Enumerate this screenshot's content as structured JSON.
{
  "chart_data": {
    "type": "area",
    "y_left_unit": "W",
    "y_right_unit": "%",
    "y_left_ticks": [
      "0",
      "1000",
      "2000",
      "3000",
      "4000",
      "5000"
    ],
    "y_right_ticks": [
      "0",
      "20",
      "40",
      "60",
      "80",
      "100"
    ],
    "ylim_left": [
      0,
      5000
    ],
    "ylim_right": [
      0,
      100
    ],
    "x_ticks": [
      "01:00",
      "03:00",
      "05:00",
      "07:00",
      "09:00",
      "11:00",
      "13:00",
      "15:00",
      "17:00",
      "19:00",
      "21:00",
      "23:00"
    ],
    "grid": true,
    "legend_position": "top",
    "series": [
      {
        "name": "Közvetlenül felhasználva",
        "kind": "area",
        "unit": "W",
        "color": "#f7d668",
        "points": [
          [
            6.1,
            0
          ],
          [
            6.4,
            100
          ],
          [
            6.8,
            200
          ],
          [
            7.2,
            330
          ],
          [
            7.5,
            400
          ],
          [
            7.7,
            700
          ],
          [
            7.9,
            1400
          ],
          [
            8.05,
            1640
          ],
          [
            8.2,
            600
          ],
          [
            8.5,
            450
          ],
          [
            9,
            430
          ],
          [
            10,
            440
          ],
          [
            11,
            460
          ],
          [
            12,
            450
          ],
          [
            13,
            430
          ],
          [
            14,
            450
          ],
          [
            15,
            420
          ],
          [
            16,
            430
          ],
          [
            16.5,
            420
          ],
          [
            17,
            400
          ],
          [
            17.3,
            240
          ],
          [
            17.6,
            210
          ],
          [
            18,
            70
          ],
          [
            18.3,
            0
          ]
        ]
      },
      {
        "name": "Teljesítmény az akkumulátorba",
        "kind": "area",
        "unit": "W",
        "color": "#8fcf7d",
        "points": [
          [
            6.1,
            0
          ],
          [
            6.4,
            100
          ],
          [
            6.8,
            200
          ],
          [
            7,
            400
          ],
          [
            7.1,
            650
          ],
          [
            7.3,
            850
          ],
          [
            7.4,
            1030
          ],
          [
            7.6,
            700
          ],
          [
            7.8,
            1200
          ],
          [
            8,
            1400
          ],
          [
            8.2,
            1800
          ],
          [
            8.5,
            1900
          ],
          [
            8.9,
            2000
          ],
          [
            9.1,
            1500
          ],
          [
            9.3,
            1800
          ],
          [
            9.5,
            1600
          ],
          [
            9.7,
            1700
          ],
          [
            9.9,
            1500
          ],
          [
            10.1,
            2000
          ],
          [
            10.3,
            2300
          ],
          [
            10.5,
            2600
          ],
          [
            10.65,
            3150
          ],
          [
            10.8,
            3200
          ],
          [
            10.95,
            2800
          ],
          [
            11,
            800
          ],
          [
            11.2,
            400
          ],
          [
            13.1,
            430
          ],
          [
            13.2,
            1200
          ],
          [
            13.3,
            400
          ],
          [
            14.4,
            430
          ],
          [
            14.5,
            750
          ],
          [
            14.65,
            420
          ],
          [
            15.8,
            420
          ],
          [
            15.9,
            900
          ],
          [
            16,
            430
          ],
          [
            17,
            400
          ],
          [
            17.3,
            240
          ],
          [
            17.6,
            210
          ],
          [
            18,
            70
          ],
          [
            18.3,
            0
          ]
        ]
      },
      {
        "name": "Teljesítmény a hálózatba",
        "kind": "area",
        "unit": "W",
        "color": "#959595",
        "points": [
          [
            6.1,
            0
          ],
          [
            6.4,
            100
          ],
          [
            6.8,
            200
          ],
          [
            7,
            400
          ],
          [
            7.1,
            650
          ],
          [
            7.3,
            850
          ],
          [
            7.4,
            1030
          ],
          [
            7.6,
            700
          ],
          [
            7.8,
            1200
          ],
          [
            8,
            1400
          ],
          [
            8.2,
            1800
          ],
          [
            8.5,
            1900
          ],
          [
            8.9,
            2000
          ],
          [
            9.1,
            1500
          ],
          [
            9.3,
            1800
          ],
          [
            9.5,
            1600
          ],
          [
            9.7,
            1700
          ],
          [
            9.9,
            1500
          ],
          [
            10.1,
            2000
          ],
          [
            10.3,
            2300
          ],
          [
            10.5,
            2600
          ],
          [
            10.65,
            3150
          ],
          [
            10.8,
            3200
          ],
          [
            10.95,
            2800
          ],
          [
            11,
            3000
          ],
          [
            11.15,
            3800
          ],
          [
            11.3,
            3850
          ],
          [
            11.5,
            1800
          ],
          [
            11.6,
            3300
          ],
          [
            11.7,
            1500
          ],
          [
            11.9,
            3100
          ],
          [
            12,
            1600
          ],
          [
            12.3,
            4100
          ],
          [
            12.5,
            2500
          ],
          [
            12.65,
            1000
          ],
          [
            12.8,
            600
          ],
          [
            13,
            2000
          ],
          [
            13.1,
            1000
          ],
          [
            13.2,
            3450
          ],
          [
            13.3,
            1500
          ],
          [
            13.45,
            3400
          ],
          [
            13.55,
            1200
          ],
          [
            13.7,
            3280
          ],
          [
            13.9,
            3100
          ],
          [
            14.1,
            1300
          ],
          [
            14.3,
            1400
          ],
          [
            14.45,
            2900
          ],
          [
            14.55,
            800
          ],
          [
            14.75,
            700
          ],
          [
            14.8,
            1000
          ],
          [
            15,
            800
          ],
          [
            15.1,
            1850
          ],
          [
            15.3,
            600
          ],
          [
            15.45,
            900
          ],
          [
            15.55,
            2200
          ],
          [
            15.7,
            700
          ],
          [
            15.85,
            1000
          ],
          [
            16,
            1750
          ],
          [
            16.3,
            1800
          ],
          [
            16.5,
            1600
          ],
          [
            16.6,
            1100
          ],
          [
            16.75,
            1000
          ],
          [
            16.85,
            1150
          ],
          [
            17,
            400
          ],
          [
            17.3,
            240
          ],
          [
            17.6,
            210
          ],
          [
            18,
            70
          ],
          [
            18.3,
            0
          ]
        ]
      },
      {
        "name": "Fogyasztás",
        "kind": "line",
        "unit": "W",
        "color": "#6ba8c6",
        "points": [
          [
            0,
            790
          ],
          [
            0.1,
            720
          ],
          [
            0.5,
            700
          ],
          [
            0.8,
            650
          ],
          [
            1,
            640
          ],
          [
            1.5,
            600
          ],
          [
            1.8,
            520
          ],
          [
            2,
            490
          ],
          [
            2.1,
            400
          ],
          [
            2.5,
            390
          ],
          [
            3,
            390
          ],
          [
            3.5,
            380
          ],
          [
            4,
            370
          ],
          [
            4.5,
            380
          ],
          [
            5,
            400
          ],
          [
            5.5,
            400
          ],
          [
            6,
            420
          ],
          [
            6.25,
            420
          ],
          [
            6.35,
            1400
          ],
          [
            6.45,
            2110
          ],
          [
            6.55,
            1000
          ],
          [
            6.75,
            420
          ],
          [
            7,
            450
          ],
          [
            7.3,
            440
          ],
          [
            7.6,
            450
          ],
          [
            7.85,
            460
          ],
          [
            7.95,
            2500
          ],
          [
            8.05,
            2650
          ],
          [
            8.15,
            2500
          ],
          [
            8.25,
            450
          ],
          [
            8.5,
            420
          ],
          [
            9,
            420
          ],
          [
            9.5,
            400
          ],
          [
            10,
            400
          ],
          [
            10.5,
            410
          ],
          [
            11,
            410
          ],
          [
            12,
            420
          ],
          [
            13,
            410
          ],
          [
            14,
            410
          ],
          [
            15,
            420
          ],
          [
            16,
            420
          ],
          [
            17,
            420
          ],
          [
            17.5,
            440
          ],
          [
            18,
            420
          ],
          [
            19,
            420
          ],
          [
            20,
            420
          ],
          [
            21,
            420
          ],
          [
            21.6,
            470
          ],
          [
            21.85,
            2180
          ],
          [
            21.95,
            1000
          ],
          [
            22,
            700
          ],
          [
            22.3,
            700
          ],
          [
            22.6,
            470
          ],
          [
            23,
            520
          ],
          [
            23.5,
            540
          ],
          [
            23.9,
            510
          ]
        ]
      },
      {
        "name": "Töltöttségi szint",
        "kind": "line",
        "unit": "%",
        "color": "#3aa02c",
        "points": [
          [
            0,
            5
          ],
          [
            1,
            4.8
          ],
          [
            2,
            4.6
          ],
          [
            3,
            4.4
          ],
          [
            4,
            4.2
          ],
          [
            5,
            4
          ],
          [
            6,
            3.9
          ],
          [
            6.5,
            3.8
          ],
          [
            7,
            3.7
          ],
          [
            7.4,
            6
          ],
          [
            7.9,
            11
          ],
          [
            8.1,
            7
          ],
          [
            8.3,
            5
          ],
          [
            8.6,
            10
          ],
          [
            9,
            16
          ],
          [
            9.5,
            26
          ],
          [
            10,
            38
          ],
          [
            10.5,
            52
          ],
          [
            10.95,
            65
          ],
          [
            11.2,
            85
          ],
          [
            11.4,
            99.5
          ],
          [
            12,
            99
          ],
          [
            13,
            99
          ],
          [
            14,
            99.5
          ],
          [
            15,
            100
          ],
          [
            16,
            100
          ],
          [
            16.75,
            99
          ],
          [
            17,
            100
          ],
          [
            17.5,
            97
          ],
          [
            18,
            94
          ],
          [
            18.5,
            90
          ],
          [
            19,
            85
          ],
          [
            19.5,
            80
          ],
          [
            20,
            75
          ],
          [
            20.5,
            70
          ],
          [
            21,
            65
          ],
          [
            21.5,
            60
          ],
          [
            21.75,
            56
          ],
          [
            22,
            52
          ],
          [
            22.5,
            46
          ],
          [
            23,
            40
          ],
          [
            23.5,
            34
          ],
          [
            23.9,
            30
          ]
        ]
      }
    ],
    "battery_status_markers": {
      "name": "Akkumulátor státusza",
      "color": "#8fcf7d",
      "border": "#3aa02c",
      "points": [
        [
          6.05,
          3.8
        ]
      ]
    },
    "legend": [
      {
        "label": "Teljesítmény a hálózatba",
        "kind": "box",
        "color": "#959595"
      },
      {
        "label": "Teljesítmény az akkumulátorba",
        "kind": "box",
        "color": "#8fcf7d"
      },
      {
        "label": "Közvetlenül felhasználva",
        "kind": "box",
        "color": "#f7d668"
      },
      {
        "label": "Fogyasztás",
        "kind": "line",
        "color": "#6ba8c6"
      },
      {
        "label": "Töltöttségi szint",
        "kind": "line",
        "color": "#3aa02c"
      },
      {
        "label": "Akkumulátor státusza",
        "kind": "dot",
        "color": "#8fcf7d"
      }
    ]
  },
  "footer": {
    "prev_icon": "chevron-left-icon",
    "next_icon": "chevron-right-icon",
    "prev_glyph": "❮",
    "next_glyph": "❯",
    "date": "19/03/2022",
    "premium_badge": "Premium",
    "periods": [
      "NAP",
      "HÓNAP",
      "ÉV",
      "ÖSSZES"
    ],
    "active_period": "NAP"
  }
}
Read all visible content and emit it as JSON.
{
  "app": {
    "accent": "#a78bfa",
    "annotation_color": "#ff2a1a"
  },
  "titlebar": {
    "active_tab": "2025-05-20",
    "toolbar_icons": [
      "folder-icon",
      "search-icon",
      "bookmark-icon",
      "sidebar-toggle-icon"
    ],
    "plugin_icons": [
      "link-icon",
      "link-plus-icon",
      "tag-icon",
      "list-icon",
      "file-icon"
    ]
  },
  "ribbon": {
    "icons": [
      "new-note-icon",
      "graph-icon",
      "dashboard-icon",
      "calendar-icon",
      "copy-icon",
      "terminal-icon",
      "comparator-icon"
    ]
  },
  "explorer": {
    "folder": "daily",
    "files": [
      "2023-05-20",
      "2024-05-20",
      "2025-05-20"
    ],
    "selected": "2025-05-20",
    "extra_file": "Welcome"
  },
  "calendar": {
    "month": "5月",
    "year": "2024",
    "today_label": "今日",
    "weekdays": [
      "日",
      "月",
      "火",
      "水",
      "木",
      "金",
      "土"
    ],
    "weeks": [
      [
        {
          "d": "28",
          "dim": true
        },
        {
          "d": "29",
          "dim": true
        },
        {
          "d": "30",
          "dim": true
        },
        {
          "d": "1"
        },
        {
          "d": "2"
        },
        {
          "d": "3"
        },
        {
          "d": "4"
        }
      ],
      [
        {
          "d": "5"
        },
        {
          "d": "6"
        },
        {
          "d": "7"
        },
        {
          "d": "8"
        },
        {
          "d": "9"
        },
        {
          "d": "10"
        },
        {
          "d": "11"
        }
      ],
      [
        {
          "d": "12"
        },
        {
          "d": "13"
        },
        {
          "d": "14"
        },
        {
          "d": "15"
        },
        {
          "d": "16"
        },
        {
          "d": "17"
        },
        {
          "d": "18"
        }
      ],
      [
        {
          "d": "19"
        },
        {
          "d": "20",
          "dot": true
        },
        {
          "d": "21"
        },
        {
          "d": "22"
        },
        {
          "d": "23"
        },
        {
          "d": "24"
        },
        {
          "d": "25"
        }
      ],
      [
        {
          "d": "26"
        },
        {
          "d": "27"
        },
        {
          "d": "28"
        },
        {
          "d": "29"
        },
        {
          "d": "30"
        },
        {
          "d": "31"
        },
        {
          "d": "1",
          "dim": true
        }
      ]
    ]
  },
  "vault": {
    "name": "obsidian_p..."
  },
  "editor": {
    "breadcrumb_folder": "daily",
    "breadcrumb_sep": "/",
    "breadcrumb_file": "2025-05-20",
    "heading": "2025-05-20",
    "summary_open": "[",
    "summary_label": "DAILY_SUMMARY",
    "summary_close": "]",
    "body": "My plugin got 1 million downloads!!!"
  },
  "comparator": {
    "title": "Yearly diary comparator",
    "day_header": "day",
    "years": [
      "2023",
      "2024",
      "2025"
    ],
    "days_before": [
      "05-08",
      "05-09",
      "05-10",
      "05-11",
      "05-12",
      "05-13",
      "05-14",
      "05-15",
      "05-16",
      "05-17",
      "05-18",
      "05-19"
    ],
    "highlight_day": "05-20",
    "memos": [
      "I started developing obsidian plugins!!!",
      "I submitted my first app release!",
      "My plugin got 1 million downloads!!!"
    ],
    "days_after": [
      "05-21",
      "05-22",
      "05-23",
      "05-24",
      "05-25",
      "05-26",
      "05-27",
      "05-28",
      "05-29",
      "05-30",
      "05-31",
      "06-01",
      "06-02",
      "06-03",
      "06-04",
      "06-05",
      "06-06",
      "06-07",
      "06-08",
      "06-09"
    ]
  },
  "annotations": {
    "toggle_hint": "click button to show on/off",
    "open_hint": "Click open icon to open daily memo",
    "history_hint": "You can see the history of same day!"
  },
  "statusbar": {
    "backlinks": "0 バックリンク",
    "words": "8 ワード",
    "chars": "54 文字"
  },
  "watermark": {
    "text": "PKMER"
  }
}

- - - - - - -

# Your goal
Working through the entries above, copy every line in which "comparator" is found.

# Output for this task
      "comparator-icon"
  "comparator": {
    "title": "Yearly diary comparator",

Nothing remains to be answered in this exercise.